The revenue of digital firms being discussed as IPO candidates is not public, and they prefer to stay coy until they're actually traded. But investors don't necessarily mind meager revenue prior to an IPO. Castlight Health, which went public at the beginning of the year, for example, had only $13 million in revenue in 2013. Its stock skyrocketed on its offering day only to plunge back to earth in more recent trading. Castlight, which hit a high of $41.95, now trades around $12.07 a share.
Kraus's venture capital firm tracks 24 publicly traded companies in a health IT index, which has shown strong results compared to the market as a whole. Between January 2011 and July 2014, health IT companies have gained 86% in market value versus 66% for the Nasdaq and 56% for the Standard & Poor's 500 index.
Rock Health is a bit more subdued on the market potential for health IT firms. Its index shows the digital health sector underperforming the S&P 500 through the first half of 2014. By its reckoning, the sector had lost 10% of value.
Rock Health covered four recent market debuts—Castlight, a healthcare price transparency firm; Care.com, a caregiver search site; Imprivata, a health IT security site; and Everyday Health, an online digital health media firm. Rock Health concluded there was a mixed market reception following their launches, with two currently trading below their initial IPO share price levels.
There was also IMS Health, a firm collecting health data. Its recent share price of roughly $26.13 was slightly ahead of its debut price of $23.
Some observers point to the Food and Drug Administration's premarket regulations on some types of healthcare software as the main obstacle to the takeoff of digital health startups.
“The lower the level of regulation, the faster new ideas are going to able to hit,” prominent venture capitalist Marc Andreessen said in a fall 2013 interview with Pando Daily, a website chronicling Silicon Valley.
The strength of investors' interest in digital health is based on several factors, Kraus said. Government policies such as healthcare reform, payment reform and the federal incentives to adopt electronic health records have created a welcoming climate for entrepreneurs to try new models.

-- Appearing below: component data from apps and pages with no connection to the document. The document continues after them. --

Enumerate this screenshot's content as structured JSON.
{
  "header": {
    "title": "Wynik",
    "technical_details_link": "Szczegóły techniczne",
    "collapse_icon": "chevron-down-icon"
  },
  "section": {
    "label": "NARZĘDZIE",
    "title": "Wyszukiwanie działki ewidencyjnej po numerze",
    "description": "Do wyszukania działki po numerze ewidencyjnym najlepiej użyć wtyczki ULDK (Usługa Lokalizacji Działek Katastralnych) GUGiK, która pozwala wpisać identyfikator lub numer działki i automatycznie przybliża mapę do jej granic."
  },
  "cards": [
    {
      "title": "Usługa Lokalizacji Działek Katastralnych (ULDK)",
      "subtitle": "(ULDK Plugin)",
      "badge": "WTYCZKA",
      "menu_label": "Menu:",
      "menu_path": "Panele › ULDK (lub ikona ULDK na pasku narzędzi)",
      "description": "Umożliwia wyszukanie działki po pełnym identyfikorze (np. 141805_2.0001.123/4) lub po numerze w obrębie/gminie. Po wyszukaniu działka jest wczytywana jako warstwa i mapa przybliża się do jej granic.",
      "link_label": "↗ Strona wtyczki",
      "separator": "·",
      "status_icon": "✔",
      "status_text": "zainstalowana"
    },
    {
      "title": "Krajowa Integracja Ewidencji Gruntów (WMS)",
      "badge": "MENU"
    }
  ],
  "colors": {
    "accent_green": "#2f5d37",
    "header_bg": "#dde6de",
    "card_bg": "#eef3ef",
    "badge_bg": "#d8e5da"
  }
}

Private-sector trends also may fuel digital health entrepreneurialism, said Dr. Bob Kocher, a partner at venture capital firm Venrock and former Obama administration economist. Those include consumer-directed healthcare, narrow provider networks, and increased availability of information about treatment options, prices and quality.
Those factors “will make the commercial market more competitive,” Kocher wrote in a blog post. The growing sensitivity and awareness of consumers and employers about healthcare costs means that “all of the approaches used by employers to manage nonhealthcare spending categories will be ripe for translation by entrepreneurs to healthcare.”

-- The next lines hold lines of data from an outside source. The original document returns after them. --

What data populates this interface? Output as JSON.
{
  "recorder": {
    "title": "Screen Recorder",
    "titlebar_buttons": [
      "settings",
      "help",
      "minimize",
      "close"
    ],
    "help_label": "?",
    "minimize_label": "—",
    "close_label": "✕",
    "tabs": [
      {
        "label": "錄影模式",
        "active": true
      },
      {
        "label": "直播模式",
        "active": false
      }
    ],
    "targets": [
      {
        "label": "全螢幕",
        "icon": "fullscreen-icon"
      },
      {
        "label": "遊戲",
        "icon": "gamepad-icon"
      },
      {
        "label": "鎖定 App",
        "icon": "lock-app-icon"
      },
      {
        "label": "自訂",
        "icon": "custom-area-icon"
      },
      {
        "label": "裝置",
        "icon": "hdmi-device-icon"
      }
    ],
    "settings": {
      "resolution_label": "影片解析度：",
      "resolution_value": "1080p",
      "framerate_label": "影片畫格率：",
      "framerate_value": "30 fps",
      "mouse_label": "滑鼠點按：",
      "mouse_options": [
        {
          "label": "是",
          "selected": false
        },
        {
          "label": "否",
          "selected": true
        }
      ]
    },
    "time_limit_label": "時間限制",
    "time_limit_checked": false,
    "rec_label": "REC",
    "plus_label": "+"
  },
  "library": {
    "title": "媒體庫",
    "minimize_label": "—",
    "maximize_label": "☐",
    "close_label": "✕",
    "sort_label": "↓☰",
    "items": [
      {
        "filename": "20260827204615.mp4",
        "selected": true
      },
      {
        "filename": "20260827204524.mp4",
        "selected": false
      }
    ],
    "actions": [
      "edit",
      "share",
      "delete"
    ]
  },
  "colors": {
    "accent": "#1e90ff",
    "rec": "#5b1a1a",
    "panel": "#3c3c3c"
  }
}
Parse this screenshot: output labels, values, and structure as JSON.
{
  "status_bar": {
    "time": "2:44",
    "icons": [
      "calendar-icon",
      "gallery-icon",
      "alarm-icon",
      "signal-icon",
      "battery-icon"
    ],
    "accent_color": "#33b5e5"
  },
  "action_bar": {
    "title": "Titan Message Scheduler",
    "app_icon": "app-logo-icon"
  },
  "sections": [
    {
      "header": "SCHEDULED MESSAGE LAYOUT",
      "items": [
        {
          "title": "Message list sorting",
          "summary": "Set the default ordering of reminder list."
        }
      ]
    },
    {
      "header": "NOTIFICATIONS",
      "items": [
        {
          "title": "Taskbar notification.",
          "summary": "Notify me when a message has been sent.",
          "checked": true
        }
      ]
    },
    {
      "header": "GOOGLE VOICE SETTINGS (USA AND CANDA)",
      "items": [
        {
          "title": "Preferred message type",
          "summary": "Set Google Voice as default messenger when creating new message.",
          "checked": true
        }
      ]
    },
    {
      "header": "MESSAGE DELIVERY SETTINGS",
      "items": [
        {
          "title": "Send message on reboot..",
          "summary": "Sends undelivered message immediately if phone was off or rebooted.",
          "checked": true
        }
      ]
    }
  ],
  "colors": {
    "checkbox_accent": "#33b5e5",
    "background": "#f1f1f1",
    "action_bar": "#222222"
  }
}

In addition, a previous dearth of digital innovation means there are promising fields to colonize, Kraus said. He a major wave of digital health IPOs five to seven years down the road.
Which firms might go public next? Kraus lists 16 companies in the next two or three years. They include Redbrick Health Corp., which offers individualized health coaching plans; Evolent Health, which helps providers shift to value-based payment systems; ZocDoc, which allows patients to schedule appointments with doctors online; and Doximity, which calls itself “LinkedIn for doctors.”

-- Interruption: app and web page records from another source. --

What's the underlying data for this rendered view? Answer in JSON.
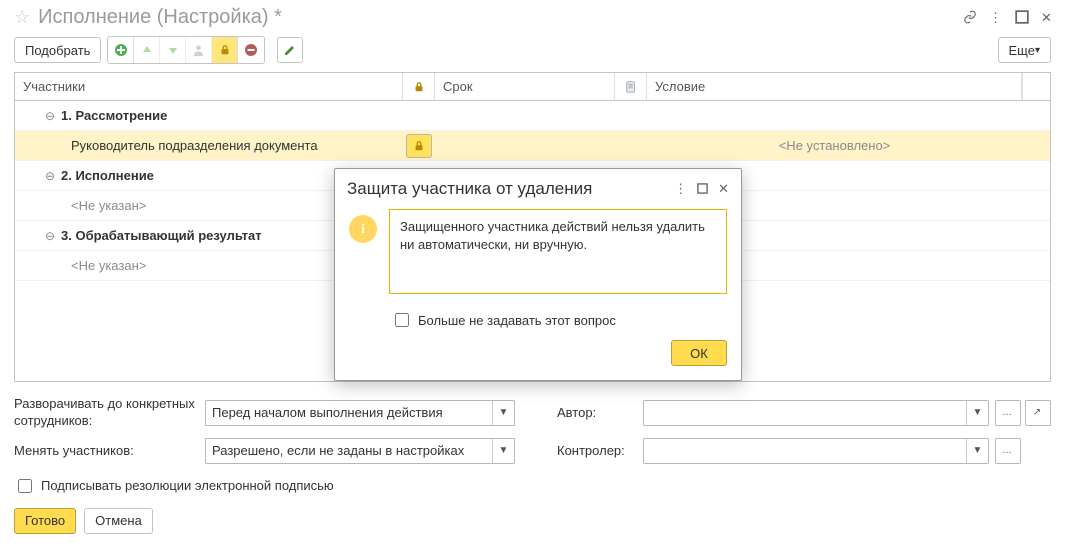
{
  "title": "Исполнение (Настройка) *",
  "toolbar": {
    "select_label": "Подобрать",
    "more_label": "Еще"
  },
  "table": {
    "headers": {
      "participants": "Участники",
      "due": "Срок",
      "condition": "Условие"
    },
    "rows": {
      "g1": "1. Рассмотрение",
      "r1_participant": "Руководитель подразделения документа",
      "r1_condition": "<Не установлено>",
      "g2": "2. Исполнение",
      "r2_participant": "<Не указан>",
      "g3": "3. Обрабатывающий результат",
      "r3_participant": "<Не указан>"
    }
  },
  "form": {
    "expand_label": "Разворачивать до конкретных сотрудников:",
    "expand_value": "Перед началом выполнения действия",
    "author_label": "Автор:",
    "change_label": "Менять участников:",
    "change_value": "Разрешено, если не заданы в настройках",
    "controller_label": "Контролер:",
    "sign_label": "Подписывать резолюции электронной подписью"
  },
  "footer": {
    "ok_label": "Готово",
    "cancel_label": "Отмена"
  },
  "modal": {
    "title": "Защита участника от удаления",
    "message": "Защищенного участника действий нельзя удалить ни автоматически, ни вручную.",
    "dont_ask": "Больше не задавать этот вопрос",
    "ok": "ОК"
  }
}
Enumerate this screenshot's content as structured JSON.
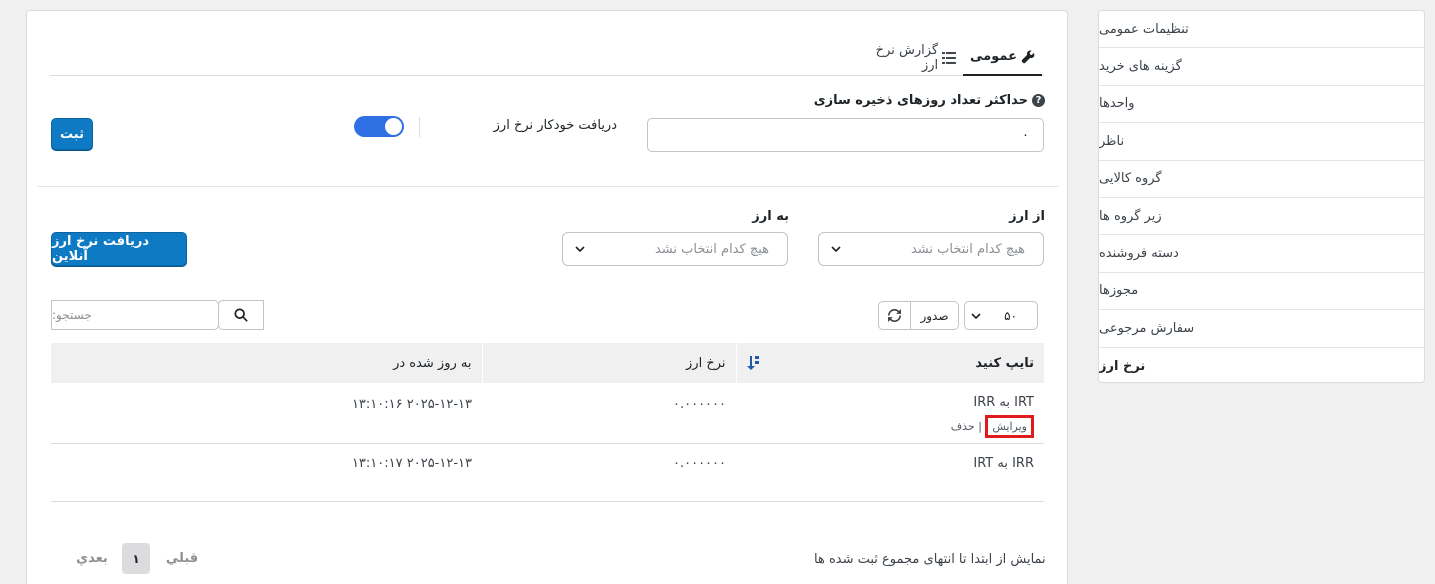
{
  "sidebar": {
    "items": [
      {
        "label": "تنظیمات عمومی"
      },
      {
        "label": "گزینه های خرید"
      },
      {
        "label": "واحدها"
      },
      {
        "label": "ناظر"
      },
      {
        "label": "گروه کالایی"
      },
      {
        "label": "زیر گروه ها"
      },
      {
        "label": "دسته فروشنده"
      },
      {
        "label": "مجوزها"
      },
      {
        "label": "سفارش مرجوعی"
      },
      {
        "label": "نرخ ارز"
      }
    ],
    "active_index": 9
  },
  "tabs": {
    "general": "عمومی",
    "report": "گزارش نرخ ارز"
  },
  "settings": {
    "max_days_label": "حداکثر تعداد روزهای ذخیره سازی",
    "max_days_value": "۰",
    "auto_fetch_label": "دریافت خودکار نرخ ارز",
    "auto_fetch_on": true,
    "submit_label": "ثبت"
  },
  "currency": {
    "from_label": "از ارز",
    "to_label": "به ارز",
    "from_placeholder": "هیچ کدام انتخاب نشد",
    "to_placeholder": "هیچ کدام انتخاب نشد",
    "fetch_online_label": "دریافت نرخ ارز آنلاین"
  },
  "table_controls": {
    "page_size": "۵۰",
    "export_label": "صدور",
    "search_placeholder": "جستجو:"
  },
  "table": {
    "headers": [
      "تایپ کنید",
      "نرخ ارز",
      "به روز شده در"
    ],
    "rows": [
      {
        "type": "IRT به IRR",
        "rate": "۰.۰۰۰۰۰۰",
        "updated": "۲۰۲۵-۱۲-۱۳ ۱۳:۱۰:۱۶",
        "edit": "ویرایش",
        "delete": "حذف",
        "separator": "|"
      },
      {
        "type": "IRR به IRT",
        "rate": "۰.۰۰۰۰۰۰",
        "updated": "۲۰۲۵-۱۲-۱۳ ۱۳:۱۰:۱۷"
      }
    ]
  },
  "footer": {
    "info": "نمایش از ابتدا تا انتهای مجموع ثبت شده ها",
    "prev": "قبلي",
    "page": "۱",
    "next": "بعدي"
  },
  "colors": {
    "primary_button": "#0f7ac4",
    "toggle_on": "#2f6fe4",
    "highlight_box": "#e01b1b"
  }
}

Rock Health surveyed 36 investors about which companies they expected to go public. Besides ZocDoc, Evolent and Doximity, the top pick was Practice Fusion, a Web-based vendor of electronic health records, followed by Proteus Digital Health, a startup that uses sensors to track patients' reactions and adherence to medication regimens. Another was personal genomics firm 23andMe.
Industry analyst David Shaywitz's choices for companies most likely to go public are Proteus Digital Health; Practice Fusion; One Medical Group, a membership-based primary-care provider; and ZocDoc.
Before the current boomlet, Kraus says, the last big venture-backed, successful IPO was cloud-based EHR company Athenahealth in 2007. Healthcare “is too big an opportunity,” he said. “It's been too long lacking innovation.”